Mike Simpson: It struck me looking through the titles of the projects that you’ve worked on before that many of them have a colon in them. Do colons have a particular attraction for you and why isn’t there one in the title of Sanctuary?
Damian Kindler: I had a colon-oscopy. [Laughs] OK, let me look at this. I believe Kung Fu: The Legend Continues had a dash, not a colon. Earth: Final Conflict, yes, had a colon, Stargate SG-1 does not have a colon. Your theory is not sound, Michael.
Mike Simpson: My sources are bad.

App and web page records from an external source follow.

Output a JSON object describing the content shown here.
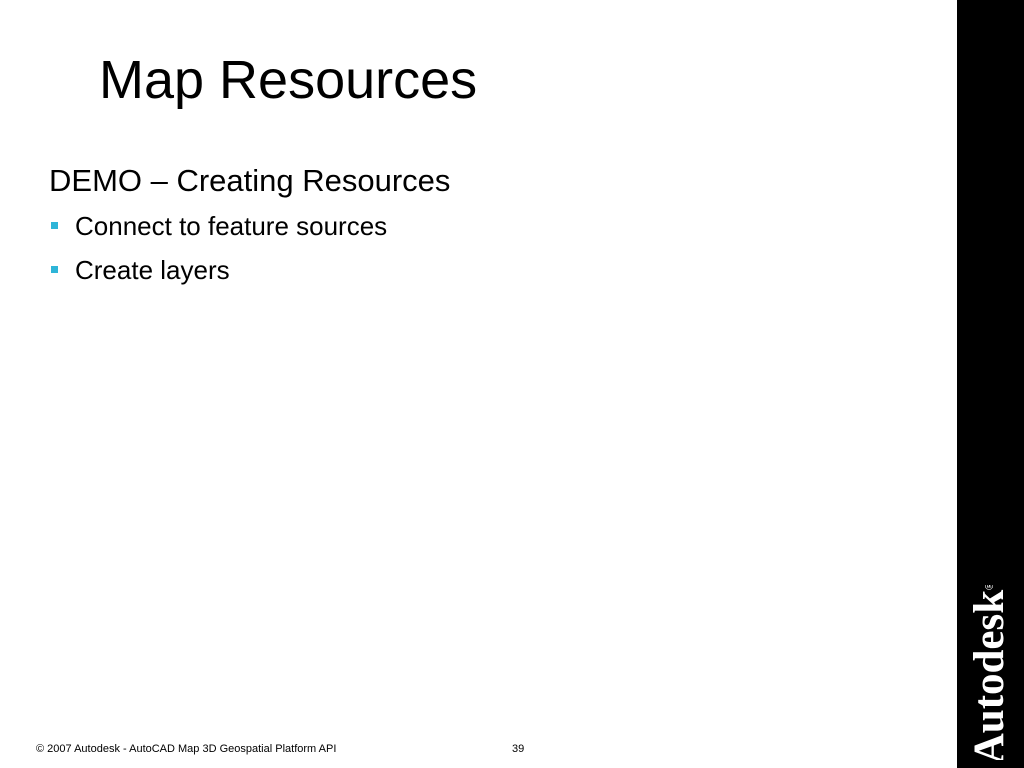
{
  "slide": {
    "title": "Map Resources",
    "heading": "DEMO – Creating Resources",
    "bullets": [
      {
        "text": "Connect to feature sources"
      },
      {
        "text": "Create layers"
      }
    ],
    "bullet_color": "#2eb5d8"
  },
  "sidebar": {
    "logo_text": "Autodesk",
    "logo_registered": "®",
    "background_color": "#000000"
  },
  "footer": {
    "copyright": "© 2007 Autodesk - AutoCAD Map 3D Geospatial Platform API",
    "page_number": "39"
  }
}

Damian Kindler: [Laughs] Yes, you’ve been duped. Give them up. Don’t go to jail. Give up your sources. They’re weak. Listen, man, you go where the work is. It’s like, will the cheque clear? Then I’ll work for the show with a colon in the title. Code Name: Eternity did definitely have a colon in the title. I would argue that Kung Fu: The Legend Continues was a dash, but you might be right about the colon. Earth: Final Conflict, yes, colon. F/X: The Series was a colon. OK, you’re onto something. You’ve broken this wide open. OK, you’ve got me. I don’t know what to say. Sanctuary? Maybe if we ever do a movie, [it could be] Sanctuary: The Curse of the Jade Scorpion or something.
Mike Simpson: Something to think about. OK. Well, I really appreciate you taking the time to answer my questions.
Damian Kindler: You’re very, very welcome.
Stargate | SG-1 VFX Wizard John Gajdecki Shares his Secrets
Stargate | How ‘Death Knell’ Made Sam Carter Real
Mike is a journalist, writer, and scientist living in British Columbia, Canada. He really wants the film industry to get back on its feet because going to the sets of geeky TV shows (pictured: Dark Matter) is like his favorite thing ever. Cheese is up there, too.Follow him on Twitter @PopCan_CA